chippie
GURU
GURU
Posts: 4550
Joined: Mon Jan 15, 2007 7:48 pm
Location: Texas Gulf Coast

Re: eating problem

Post by chippie » Fri Feb 11, 2011 7:47 am

Purina makes a good loose horse mineral.

You might want to get the horse's teeth checked also. It may be missing some. I have a donkey who is 36 years old, He is missing teeth and has a difficult time chewing hay. I feed him Purina Senior. He is thriving on it.

http://www.valleyvet.com/ct_detail.html?pgguid=cb0dd395-1663-42e8-a27a-4998ff042343
What is this hand basket and where are we going?

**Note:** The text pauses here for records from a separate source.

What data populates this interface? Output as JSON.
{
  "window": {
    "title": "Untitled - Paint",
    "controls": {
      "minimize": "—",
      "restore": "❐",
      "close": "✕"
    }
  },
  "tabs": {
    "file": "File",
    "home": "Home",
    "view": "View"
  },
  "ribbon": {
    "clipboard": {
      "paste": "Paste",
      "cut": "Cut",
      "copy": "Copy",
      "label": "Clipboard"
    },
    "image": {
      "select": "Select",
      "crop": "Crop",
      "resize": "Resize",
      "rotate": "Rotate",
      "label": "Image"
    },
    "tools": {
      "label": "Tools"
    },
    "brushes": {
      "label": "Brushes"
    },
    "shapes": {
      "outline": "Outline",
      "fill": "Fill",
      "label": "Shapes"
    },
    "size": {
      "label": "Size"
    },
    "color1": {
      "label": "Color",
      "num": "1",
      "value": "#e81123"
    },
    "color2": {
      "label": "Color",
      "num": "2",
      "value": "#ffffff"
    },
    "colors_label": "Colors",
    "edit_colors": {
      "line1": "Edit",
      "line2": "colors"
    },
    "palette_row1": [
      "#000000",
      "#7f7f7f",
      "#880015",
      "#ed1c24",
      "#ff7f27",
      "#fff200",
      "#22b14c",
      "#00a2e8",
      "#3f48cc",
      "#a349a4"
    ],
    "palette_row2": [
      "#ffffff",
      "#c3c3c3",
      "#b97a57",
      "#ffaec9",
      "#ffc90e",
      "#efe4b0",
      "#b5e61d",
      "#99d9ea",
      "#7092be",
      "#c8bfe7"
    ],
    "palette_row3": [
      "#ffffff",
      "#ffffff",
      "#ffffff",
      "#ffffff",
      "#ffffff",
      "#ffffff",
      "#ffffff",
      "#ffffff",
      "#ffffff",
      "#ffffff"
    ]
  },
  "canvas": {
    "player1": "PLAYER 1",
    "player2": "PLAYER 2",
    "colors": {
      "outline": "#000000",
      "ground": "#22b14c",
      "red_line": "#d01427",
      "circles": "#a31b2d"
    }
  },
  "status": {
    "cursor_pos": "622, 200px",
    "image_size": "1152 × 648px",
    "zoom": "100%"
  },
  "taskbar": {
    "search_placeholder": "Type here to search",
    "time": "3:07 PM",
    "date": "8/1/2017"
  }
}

hayray
GURU
GURU
Posts: 1058
Joined: Wed Jan 04, 2006 7:21 pm
Location: Southern Michigan

Re: eating problem

Post by hayray » Fri Feb 11, 2011 11:49 am

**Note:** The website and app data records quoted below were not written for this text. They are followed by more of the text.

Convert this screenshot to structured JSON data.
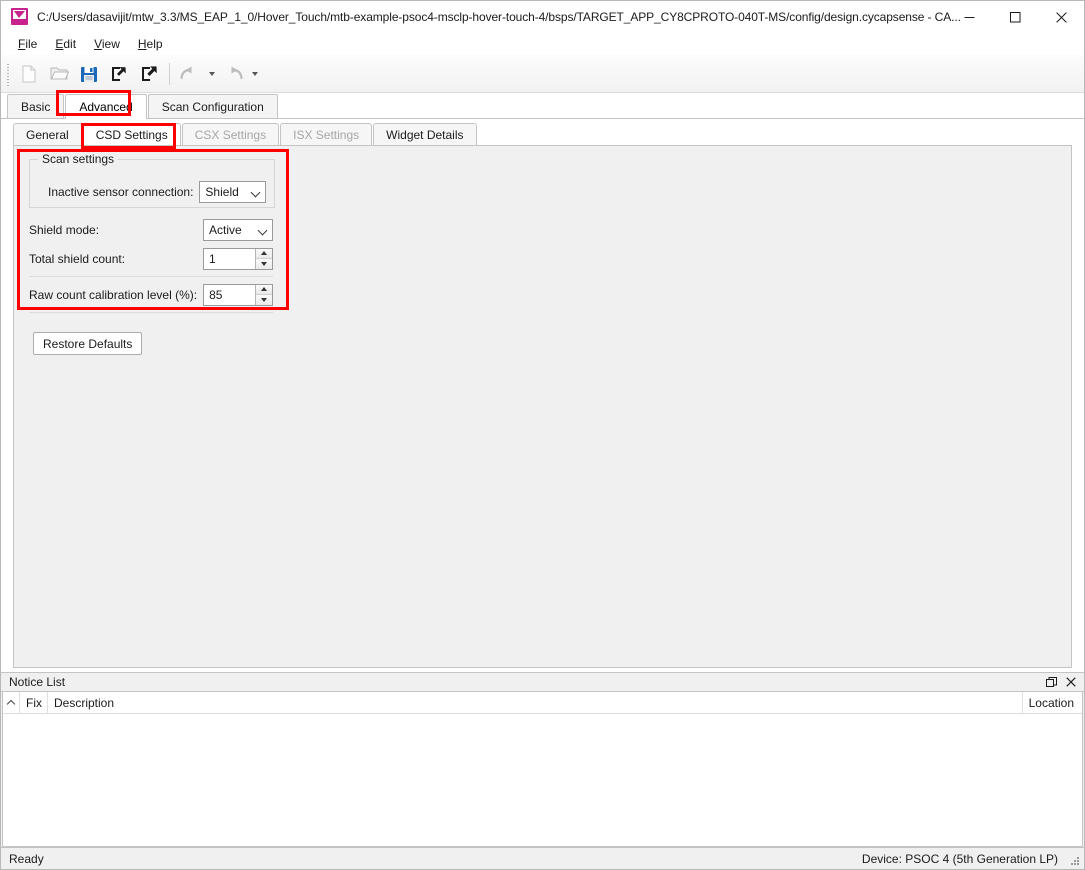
{
  "window": {
    "title": "C:/Users/dasavijit/mtw_3.3/MS_EAP_1_0/Hover_Touch/mtb-example-psoc4-msclp-hover-touch-4/bsps/TARGET_APP_CY8CPROTO-040T-MS/config/design.cycapsense - CA...",
    "icon": "capsense-configurator-icon",
    "controls": {
      "minimize": "minimize-icon",
      "maximize": "maximize-icon",
      "close": "close-icon"
    }
  },
  "menubar": {
    "items": [
      {
        "label": "File",
        "mnemonic": "F"
      },
      {
        "label": "Edit",
        "mnemonic": "E"
      },
      {
        "label": "View",
        "mnemonic": "V"
      },
      {
        "label": "Help",
        "mnemonic": "H"
      }
    ]
  },
  "toolbar": {
    "buttons": [
      {
        "name": "new-file-icon",
        "label": "New",
        "enabled": false
      },
      {
        "name": "open-folder-icon",
        "label": "Open",
        "enabled": false
      },
      {
        "name": "save-icon",
        "label": "Save",
        "enabled": true
      },
      {
        "name": "import-icon",
        "label": "Import",
        "enabled": true
      },
      {
        "name": "export-icon",
        "label": "Export",
        "enabled": true
      },
      {
        "name": "undo-icon",
        "label": "Undo",
        "enabled": false
      },
      {
        "name": "redo-icon",
        "label": "Redo",
        "enabled": false
      }
    ]
  },
  "outer_tabs": {
    "items": [
      {
        "label": "Basic",
        "active": false,
        "highlighted": false
      },
      {
        "label": "Advanced",
        "active": true,
        "highlighted": true
      },
      {
        "label": "Scan Configuration",
        "active": false,
        "highlighted": false
      }
    ]
  },
  "inner_tabs": {
    "items": [
      {
        "label": "General",
        "active": false,
        "enabled": true,
        "highlighted": false
      },
      {
        "label": "CSD Settings",
        "active": true,
        "enabled": true,
        "highlighted": true
      },
      {
        "label": "CSX Settings",
        "active": false,
        "enabled": false,
        "highlighted": false
      },
      {
        "label": "ISX Settings",
        "active": false,
        "enabled": false,
        "highlighted": false
      },
      {
        "label": "Widget Details",
        "active": false,
        "enabled": true,
        "highlighted": false
      }
    ]
  },
  "settings": {
    "group_title": "Scan settings",
    "inactive_sensor_connection": {
      "label": "Inactive sensor connection:",
      "value": "Shield",
      "control": "combobox"
    },
    "shield_mode": {
      "label": "Shield mode:",
      "value": "Active",
      "control": "combobox"
    },
    "total_shield_count": {
      "label": "Total shield count:",
      "value": "1",
      "control": "spinbox"
    },
    "raw_count_calibration_level": {
      "label": "Raw count calibration level (%):",
      "value": "85",
      "control": "spinbox"
    },
    "restore_defaults_label": "Restore Defaults"
  },
  "notice_list": {
    "title": "Notice List",
    "float_icon": "float-window-icon",
    "close_icon": "close-icon",
    "columns": [
      {
        "key": "caret",
        "label": ""
      },
      {
        "key": "fix",
        "label": "Fix"
      },
      {
        "key": "description",
        "label": "Description"
      },
      {
        "key": "location",
        "label": "Location"
      }
    ],
    "rows": []
  },
  "statusbar": {
    "status": "Ready",
    "device": "Device: PSOC 4 (5th Generation LP)"
  },
  "annotations": {
    "highlight_color": "#ff0000",
    "boxes": [
      {
        "name": "advanced-tab-highlight"
      },
      {
        "name": "csd-settings-tab-highlight"
      },
      {
        "name": "scan-settings-panel-highlight"
      }
    ]
  }
}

My horses get the same mineral as my cattle. Right now I am using a Nutrena beef mineral that is a weather resistant mineral. I also offer a 90 ppm Se loose salt since in this area we have seen alot of selinium deficiency problems.

User avatar
jersey lilly
Rancher
Rancher
Posts: 556
Joined: Tue Aug 16, 2005 9:25 am
Location: South East Texas

Re: eating problem

Post by jersey lilly » Wed Feb 23, 2011 11:52 pm

I've heard alot of times when horses do this that a few doses of probiotics will fix the problem. They do this because their stomach bugs aren't right and they are trying to remedy it themselves.
A good rain and a baby calf are always welcome here.

User avatar
pdfangus
GURU
GURU
Posts: 4710
Joined: Mon Jun 04, 2007 7:01 am
Location: Beaverdam, virginia
Has thanked: 34 times
Been thanked: 54 times

Re: eating problem

Post by pdfangus » Thu Feb 24, 2011 7:00 am

hayray wrote:My horses get the same mineral as my cattle. Right now I am using a Nutrena beef mineral that is a weather resistant mineral. I also offer a 90 ppm Se loose salt since in this area we have seen alot of selinium deficiency problems.


mine too....
I use one that was manufactered by Youngs but has recently been bought by Cargill.
I mix my own horse feed and put some of the mineral in the mix to make sure they get it and have it available loose as well.
Strength is of no value if it does not have a
useful application for good.
Jim Tate
pdfangus@gmail.com

Post Reply